My family has lived by the train tracks that cut through Birmingham for five years now. My relationship with the trains had a rocky start, but it has grown into one of wonder and appreciation.
Our first night in this house was rough. Sleep was displaced by anxiety and worry. My mind raced as I heard and felt each train thunder by. What had we done? Who in their right mind would build a house this close to train tracks? Would I ever sleep again?
There was a bit of improvement each successive night, and I began to sleep through the trains after about two weeks. My body and mind adjusted and even began to welcome the odd lullaby of steel wheels and blaring horns.
The trains are our loud and nosy neighbors, forcing themselves on us in the midst of phone calls, family conversations, arguments and attempts at quiet solitude. But they give us opportunities to practice a strange sort of hospitality, to learn how to hold our tongues and thoughts and to realize that it’s not all about us.
Each passing train offers a reminder that we are connected to a larger story. I choose to accept most of those offers with gratitude. It’s good to have glimpses into the world that exists beyond the walls of our home. People are working, living and travelling, and our place is a small part of their journeys.
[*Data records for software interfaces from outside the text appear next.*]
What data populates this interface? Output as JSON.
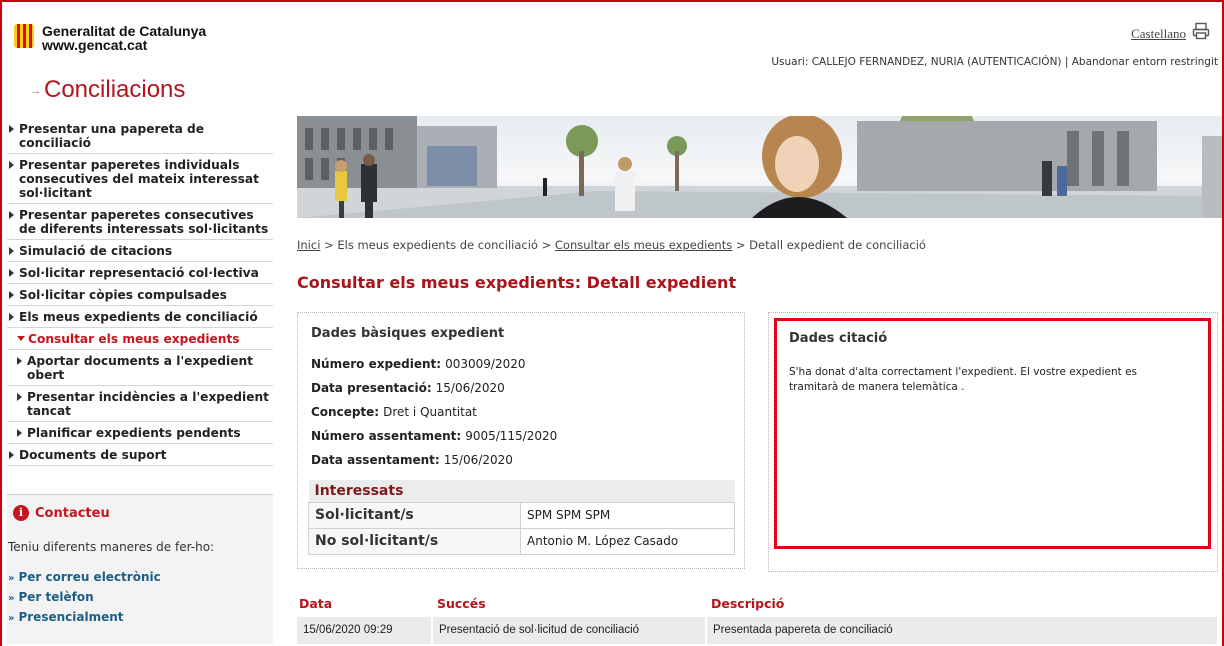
{
  "header": {
    "org_name": "Generalitat de Catalunya",
    "org_url": "www.gencat.cat",
    "language_link": "Castellano",
    "user_line": "Usuari: CALLEJO FERNANDEZ, NURIA (AUTENTICACIÓN) | Abandonar entorn restringit",
    "app_title": "Conciliacions",
    "print_icon": "printer-icon"
  },
  "sidebar": {
    "items": [
      {
        "label": "Presentar una papereta de conciliació"
      },
      {
        "label": "Presentar paperetes individuals consecutives del mateix interessat sol·licitant"
      },
      {
        "label": "Presentar paperetes consecutives de diferents interessats sol·licitants"
      },
      {
        "label": "Simulació de citacions"
      },
      {
        "label": "Sol·licitar representació col·lectiva"
      },
      {
        "label": "Sol·licitar còpies compulsades"
      },
      {
        "label": "Els meus expedients de conciliació"
      },
      {
        "label": "Consultar els meus expedients"
      },
      {
        "label": "Aportar documents a l'expedient obert"
      },
      {
        "label": "Presentar incidències a l'expedient tancat"
      },
      {
        "label": "Planificar expedients pendents"
      },
      {
        "label": "Documents de suport"
      }
    ],
    "contact": {
      "title": "Contacteu",
      "text": "Teniu diferents maneres de fer-ho:",
      "links": [
        "Per correu electrònic",
        "Per telèfon",
        "Presencialment"
      ]
    }
  },
  "breadcrumb": {
    "home": "Inici",
    "sep": ">",
    "step1": "Els meus expedients de conciliació",
    "step2": "Consultar els meus expedients",
    "current": "Detall expedient de conciliació"
  },
  "page_title": "Consultar els meus expedients: Detall expedient",
  "basic": {
    "title": "Dades bàsiques expedient",
    "fields": [
      {
        "label": "Número expedient:",
        "value": "003009/2020"
      },
      {
        "label": "Data presentació:",
        "value": "15/06/2020"
      },
      {
        "label": "Concepte:",
        "value": "Dret i Quantitat"
      },
      {
        "label": "Número assentament:",
        "value": "9005/115/2020"
      },
      {
        "label": "Data assentament:",
        "value": "15/06/2020"
      }
    ],
    "interessats_title": "Interessats",
    "interessats": [
      {
        "label": "Sol·licitant/s",
        "value": "SPM SPM SPM"
      },
      {
        "label": "No sol·licitant/s",
        "value": "Antonio M. López Casado"
      }
    ]
  },
  "citacio": {
    "title": "Dades citació",
    "text": "S'ha donat d'alta correctament l'expedient. El vostre expedient es tramitarà de manera telemàtica ."
  },
  "history": {
    "headers": [
      "Data",
      "Succés",
      "Descripció"
    ],
    "rows": [
      {
        "date": "15/06/2020 09:29",
        "event": "Presentació de sol·licitud de conciliació",
        "description": "Presentada papereta de conciliació"
      }
    ]
  }
}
Some who live near train tracks claim that they are no longer aware of the trains–they just blend in with the other noises around them. I’m glad I still notice the trains while I’m awake, and I appreciate that they fade into my dreams while I’m asleep.